§ **PROMPT**
The answer must consist of every line in the data below that holds the word "authenticationRequest".

RECORDED INFORMATION Start Marker

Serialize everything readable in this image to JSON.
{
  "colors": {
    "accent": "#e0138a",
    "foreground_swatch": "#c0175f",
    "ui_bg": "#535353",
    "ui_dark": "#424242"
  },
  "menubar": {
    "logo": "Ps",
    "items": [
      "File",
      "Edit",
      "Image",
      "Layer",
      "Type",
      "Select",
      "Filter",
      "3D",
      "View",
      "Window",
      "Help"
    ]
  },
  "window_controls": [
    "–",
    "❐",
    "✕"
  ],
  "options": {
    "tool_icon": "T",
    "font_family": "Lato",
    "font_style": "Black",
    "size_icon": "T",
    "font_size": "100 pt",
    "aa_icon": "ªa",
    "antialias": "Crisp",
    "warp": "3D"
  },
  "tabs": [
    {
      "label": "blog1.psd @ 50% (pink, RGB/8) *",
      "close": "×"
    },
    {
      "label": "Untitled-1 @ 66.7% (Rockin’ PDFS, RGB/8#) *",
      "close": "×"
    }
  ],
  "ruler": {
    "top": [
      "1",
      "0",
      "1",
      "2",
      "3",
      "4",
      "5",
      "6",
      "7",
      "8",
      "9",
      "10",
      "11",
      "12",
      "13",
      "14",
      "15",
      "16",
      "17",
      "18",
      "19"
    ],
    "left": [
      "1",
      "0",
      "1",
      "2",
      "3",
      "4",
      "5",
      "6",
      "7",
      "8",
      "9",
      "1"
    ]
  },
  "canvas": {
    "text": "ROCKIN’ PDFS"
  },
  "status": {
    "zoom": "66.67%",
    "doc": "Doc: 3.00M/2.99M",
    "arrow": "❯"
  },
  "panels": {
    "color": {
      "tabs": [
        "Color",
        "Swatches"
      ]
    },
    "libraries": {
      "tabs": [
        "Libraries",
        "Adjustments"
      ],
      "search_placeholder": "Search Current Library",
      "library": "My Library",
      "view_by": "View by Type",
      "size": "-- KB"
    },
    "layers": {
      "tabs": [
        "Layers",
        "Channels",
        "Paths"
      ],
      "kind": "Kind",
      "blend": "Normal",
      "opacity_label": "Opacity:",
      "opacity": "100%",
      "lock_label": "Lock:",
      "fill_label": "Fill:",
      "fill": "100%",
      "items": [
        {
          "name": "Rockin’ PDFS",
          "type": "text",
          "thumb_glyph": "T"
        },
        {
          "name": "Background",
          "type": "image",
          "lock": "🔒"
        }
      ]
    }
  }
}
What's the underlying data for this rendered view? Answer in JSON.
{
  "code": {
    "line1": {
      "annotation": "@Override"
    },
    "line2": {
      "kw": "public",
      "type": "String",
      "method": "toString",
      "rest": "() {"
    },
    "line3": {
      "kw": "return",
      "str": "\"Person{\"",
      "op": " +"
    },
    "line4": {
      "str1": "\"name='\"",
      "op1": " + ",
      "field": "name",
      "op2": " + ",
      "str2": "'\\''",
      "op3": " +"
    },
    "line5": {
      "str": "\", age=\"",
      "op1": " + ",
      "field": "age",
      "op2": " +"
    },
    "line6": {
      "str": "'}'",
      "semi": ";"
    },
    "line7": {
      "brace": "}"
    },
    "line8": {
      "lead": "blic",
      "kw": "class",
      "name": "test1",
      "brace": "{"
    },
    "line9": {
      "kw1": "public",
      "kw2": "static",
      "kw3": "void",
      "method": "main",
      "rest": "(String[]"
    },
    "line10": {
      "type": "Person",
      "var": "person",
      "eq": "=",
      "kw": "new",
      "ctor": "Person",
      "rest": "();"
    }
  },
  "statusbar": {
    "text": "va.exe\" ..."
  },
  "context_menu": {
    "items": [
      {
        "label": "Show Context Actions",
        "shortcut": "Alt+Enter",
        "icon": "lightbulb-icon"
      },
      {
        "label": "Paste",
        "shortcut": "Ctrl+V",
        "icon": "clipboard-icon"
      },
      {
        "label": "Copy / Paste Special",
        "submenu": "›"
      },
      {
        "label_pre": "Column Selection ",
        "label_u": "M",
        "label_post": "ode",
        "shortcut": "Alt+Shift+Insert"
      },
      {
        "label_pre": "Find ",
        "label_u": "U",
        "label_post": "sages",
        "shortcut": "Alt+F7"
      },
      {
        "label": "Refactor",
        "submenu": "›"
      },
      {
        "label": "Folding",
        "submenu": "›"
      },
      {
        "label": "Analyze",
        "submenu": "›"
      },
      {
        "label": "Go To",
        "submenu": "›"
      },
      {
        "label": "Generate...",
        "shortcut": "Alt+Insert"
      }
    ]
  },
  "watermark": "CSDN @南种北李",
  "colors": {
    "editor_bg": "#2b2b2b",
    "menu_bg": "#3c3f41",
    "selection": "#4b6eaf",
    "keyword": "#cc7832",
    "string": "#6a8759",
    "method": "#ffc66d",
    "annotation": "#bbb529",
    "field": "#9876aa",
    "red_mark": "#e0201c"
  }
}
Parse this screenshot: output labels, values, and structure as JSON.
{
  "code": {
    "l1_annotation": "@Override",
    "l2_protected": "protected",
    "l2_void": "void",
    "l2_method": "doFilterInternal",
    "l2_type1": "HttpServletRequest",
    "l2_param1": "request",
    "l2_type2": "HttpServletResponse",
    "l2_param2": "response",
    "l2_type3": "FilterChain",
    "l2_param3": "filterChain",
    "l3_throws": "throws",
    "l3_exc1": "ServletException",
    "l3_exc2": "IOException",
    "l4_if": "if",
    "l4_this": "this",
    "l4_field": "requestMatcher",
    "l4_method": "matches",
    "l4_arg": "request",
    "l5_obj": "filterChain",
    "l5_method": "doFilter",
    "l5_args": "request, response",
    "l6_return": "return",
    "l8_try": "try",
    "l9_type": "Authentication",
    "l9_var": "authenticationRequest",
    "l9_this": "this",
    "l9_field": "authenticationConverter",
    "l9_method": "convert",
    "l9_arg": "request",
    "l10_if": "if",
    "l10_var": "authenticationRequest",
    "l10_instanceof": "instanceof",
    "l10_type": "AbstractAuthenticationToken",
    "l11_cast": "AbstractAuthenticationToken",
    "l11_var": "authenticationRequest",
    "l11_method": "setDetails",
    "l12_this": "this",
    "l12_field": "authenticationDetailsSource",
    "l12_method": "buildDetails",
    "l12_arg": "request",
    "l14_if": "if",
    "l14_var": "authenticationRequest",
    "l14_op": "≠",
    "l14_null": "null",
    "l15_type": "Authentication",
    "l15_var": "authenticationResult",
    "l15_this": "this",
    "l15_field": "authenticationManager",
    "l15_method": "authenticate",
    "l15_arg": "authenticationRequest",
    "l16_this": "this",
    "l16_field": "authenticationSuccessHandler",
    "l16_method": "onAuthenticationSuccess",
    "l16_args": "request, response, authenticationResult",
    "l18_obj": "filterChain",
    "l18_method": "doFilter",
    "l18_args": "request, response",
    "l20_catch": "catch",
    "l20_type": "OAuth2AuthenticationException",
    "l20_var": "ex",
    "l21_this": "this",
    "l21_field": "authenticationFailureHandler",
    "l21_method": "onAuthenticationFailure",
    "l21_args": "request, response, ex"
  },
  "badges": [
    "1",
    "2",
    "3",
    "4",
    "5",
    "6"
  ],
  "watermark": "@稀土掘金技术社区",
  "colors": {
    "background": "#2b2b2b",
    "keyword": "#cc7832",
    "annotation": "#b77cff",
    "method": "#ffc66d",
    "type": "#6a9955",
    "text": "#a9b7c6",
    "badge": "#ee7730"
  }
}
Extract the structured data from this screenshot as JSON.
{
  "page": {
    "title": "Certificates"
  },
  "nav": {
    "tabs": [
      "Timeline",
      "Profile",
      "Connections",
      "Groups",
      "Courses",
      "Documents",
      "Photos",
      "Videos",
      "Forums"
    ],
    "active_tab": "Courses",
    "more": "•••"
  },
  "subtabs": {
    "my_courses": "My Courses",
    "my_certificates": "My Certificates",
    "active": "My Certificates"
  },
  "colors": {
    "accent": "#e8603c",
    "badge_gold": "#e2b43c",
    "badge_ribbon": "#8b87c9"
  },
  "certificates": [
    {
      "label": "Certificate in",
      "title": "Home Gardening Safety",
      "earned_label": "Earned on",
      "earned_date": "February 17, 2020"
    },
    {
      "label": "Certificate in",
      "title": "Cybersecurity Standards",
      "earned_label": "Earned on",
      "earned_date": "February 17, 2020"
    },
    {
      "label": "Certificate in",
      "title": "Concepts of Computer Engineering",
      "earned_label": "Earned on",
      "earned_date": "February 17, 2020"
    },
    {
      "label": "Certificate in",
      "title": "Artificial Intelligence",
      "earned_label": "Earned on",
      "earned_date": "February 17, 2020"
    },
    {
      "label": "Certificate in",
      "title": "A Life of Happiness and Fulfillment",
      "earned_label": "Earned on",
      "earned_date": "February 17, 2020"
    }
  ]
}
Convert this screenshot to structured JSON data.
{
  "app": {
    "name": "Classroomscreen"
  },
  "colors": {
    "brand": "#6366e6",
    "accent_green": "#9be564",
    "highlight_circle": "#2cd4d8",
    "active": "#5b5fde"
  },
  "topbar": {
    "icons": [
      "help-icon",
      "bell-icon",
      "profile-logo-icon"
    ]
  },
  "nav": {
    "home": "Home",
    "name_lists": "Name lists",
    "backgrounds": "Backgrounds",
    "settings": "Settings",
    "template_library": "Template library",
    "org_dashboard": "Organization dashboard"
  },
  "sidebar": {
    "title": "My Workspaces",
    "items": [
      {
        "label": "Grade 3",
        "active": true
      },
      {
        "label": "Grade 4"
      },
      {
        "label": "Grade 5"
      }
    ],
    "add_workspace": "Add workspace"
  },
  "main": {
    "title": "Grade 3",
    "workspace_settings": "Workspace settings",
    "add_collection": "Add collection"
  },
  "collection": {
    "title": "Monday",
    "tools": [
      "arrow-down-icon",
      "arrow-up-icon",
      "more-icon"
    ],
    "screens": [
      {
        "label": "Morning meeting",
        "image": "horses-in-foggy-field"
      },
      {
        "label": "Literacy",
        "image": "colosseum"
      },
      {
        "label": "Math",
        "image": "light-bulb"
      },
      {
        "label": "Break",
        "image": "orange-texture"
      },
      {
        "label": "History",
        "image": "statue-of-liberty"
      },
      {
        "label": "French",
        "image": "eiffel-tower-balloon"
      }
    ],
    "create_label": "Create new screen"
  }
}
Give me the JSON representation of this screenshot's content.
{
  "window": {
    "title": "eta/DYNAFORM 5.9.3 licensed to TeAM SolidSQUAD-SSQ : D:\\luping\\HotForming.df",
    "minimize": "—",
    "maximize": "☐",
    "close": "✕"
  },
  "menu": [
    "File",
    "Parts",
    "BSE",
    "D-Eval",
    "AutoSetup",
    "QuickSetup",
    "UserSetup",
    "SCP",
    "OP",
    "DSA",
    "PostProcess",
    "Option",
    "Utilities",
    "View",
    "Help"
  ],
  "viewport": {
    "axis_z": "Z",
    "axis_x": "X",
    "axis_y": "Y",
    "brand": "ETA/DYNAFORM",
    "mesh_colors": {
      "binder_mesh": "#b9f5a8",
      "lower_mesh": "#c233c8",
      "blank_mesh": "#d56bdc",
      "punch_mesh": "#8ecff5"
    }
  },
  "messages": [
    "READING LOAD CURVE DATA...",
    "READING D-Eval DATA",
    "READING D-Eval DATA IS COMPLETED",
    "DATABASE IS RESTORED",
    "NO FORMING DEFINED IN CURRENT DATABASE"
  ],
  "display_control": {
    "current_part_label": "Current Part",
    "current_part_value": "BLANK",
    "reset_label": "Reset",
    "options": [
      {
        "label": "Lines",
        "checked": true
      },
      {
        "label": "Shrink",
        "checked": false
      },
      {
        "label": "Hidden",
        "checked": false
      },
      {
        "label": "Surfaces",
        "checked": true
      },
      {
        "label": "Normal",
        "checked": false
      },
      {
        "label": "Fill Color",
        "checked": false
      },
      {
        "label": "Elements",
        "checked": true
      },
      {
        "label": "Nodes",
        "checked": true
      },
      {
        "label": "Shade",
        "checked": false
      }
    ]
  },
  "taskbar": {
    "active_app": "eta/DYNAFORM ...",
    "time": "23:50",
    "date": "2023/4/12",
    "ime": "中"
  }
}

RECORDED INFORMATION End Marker

§ **TASK OUTPUT**
    "l9_var": "authenticationRequest",
    "l10_var": "authenticationRequest",
    "l11_var": "authenticationRequest",
    "l14_var": "authenticationRequest",
    "l15_arg": "authenticationRequest",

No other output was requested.